Residents of the Colbert Nation took a trip last night, flocking over to NBC for the first Late Show with Stephen Colbert. Whether people were hoping to see the real Stephen – the smart, genial person we first met when Colbert was a Daily Show correspondent – or hoping for the return of Stephen Colbehr, political pundit, many viewers were probably left feeling half-satisfied, as Colbert is still unsure of who he is in this new format.
That’s to be expected, and no late-night show should be judged on its first day. It’s hard to even critique since there is great expectation Colbert will find his way to revive the spirit of The Late Show. Last night’s ratings were up 203 percent over the same date last year, when the show was hosted by David Letterman, and was the largest Tuesday audience for a Late Show since 1995. According to EW Colbert’s debut audience of 6.6 million viewers also trounced his late night peers, as expected for any new host. The Tonight Show brought in 2.9 million viewers last night while Jimmy Kimmel Live attracted 1.7 million. By contrast 11.3 million people watched Jimmy Fallon’s first episode of The Tonight Show, which got a boost as it followed that day’s broadcast of the 2014 Winter Olympics.
Late night TV has always been a game of keeping an audience as much as attracting one so the weeks and months to come will be the real test for Colbert and crew. He’s brought along many of the team who made him successful on Comedy Central, including Jon Stewart, who was credited as an Executive Producer on last night’s show.

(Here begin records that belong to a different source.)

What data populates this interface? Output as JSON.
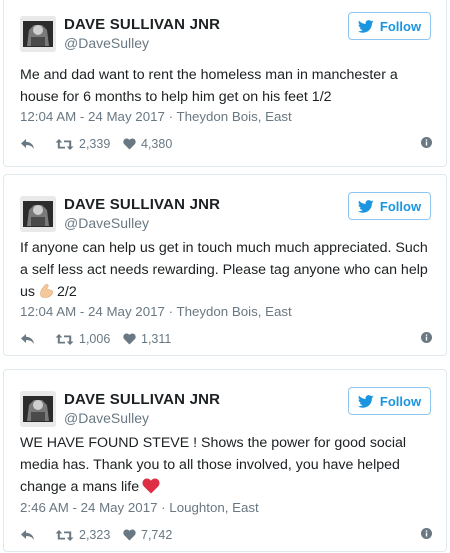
{
  "colors": {
    "follow_blue": "#1b95e0",
    "muted": "#697882",
    "text": "#1c2022",
    "border": "#e1e8ed",
    "heart": "#e0245e"
  },
  "icons": {
    "follow": "bird-icon",
    "reply": "reply-icon",
    "retweet": "retweet-icon",
    "like": "heart-icon",
    "info": "info-icon",
    "emoji_2": "flexed-biceps-emoji",
    "emoji_3": "red-heart-emoji"
  },
  "tweets": [
    {
      "name": "DAVE SULLIVAN JNR",
      "handle": "@DaveSulley",
      "follow": "Follow",
      "text": "Me and dad want to rent the homeless man in manchester a house for 6 months to help him get on his feet 1/2",
      "meta": "12:04 AM - 24 May 2017 · Theydon Bois, East",
      "retweets": "2,339",
      "likes": "4,380"
    },
    {
      "name": "DAVE SULLIVAN JNR",
      "handle": "@DaveSulley",
      "follow": "Follow",
      "text_before": "If anyone can help us get in touch much much appreciated. Such a self less act needs rewarding. Please tag anyone who can help us",
      "text_after": "2/2",
      "meta": "12:04 AM - 24 May 2017 · Theydon Bois, East",
      "retweets": "1,006",
      "likes": "1,311"
    },
    {
      "name": "DAVE SULLIVAN JNR",
      "handle": "@DaveSulley",
      "follow": "Follow",
      "text_before": "WE HAVE FOUND STEVE ! Shows the power for good social media has. Thank you to all those involved, you have helped change a mans life",
      "meta": "2:46 AM - 24 May 2017 · Loughton, East",
      "retweets": "2,323",
      "likes": "7,742"
    }
  ]
}
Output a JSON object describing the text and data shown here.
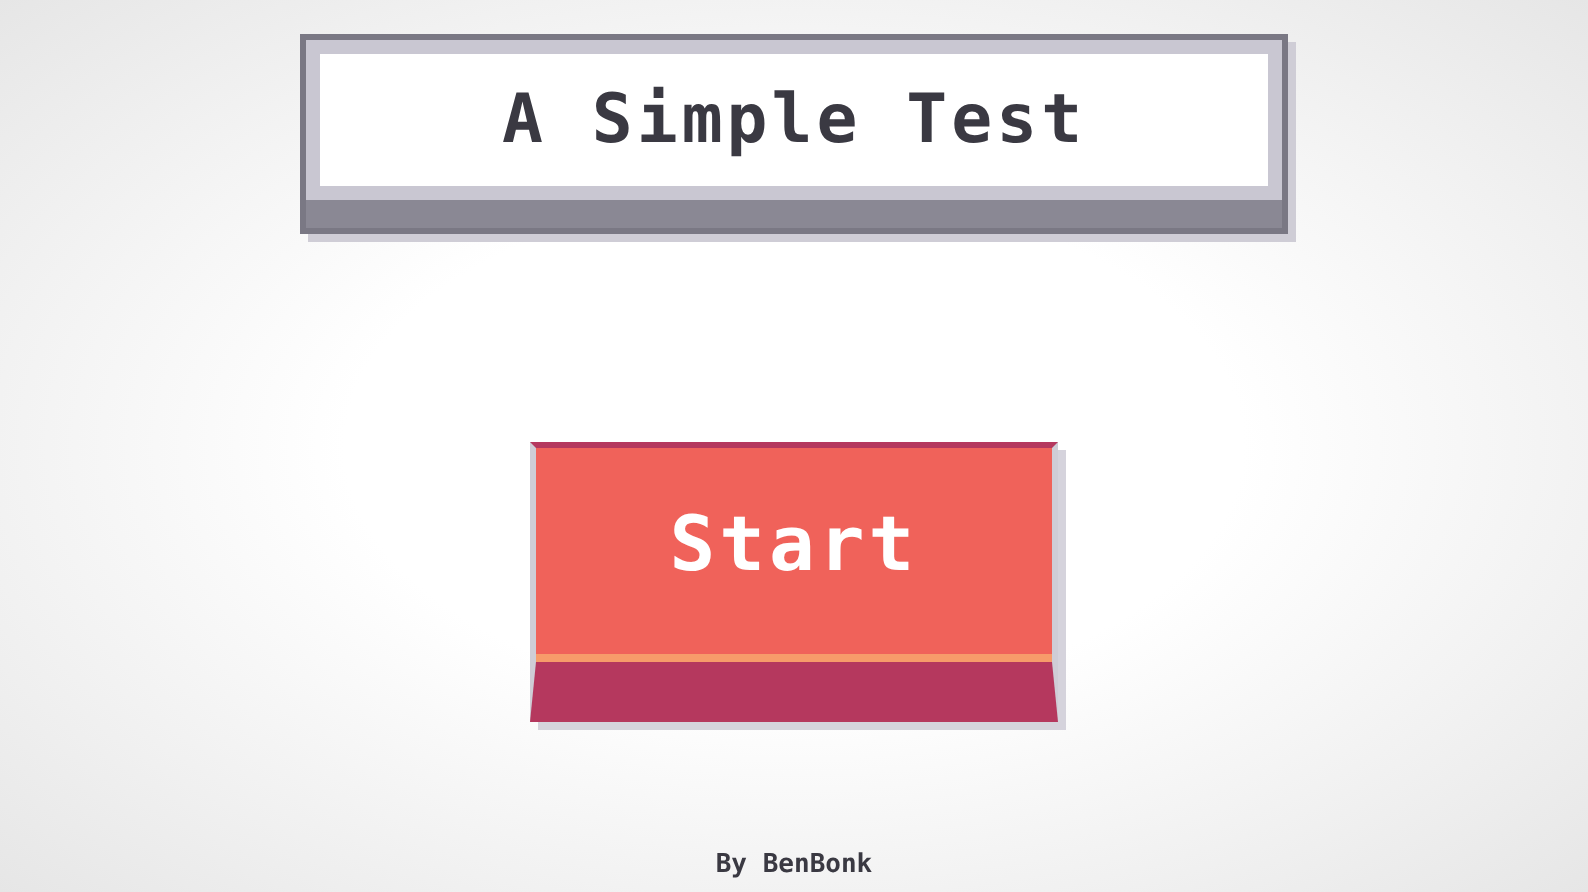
{
  "title": "A Simple Test",
  "start_button": {
    "label": "Start"
  },
  "credit": "By BenBonk"
}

The show itself was as raw and messy as any first show would be, capitalizing more on enthusiasm and novelty than edgy jokes or interviews. It was obvious they’ve been working months on this premiere, and perhaps packed in gags where substance would have worked better. Colbert lingered a tad long on a few jokes, and squandered George Clooney’s time in the chair, asking briefly about Darfur before hammering home a silly set-up about how George had nothing to promote. (For heaven’s sake just ask the man about his summer, or who he likes for the Super Bowl this year.) Colbert also high-centered on a repetitive segment meant to skewer Donald Trump – the low-hanging fruit of this campaign season.
That format worked well on Comedy Central, where people came to see him burn down political and cultural figures but the late-night crowd is cut from broader cloth. Here we have a spectrum of people looking to relax before bed which is why late-night hosts traditionally touch-and-go their jokes across many targets of opportunity.
But first dates are awkward and that’s exactly what this was. Remember how twitchy and nervous Jimmy Fallon was before he became a viral lipsync sensation and found his groove? Stephen will find his way because he is a comedian of the people. He genuinely seems to want people to enjoy themselves and doesn’t shy away from being spontaneously real regarding topics both humorous and thought-provoking. In the first few moments he quipped, “”I’m so excited to be here right now. I’m also so excited to be at home six hours from now watching this on TV. Hi Me!” There’s nothing about Stephen that wants to pull anything over on his audience.
There were really fun moments too. Check out this cameo right at the start:
His family – wife and children, along with his brother’s family – beamed from the front row last night. His Twitter account (@StephenAtHome) features a profile photo of him kissing his wife. I can only think of a handful of occasions when Letterman even mentioned his family, and they didn’t show up until his finale. For this late-night generation who are skeptical about manufactured personas, the real Stephen may be just who they’re looking for.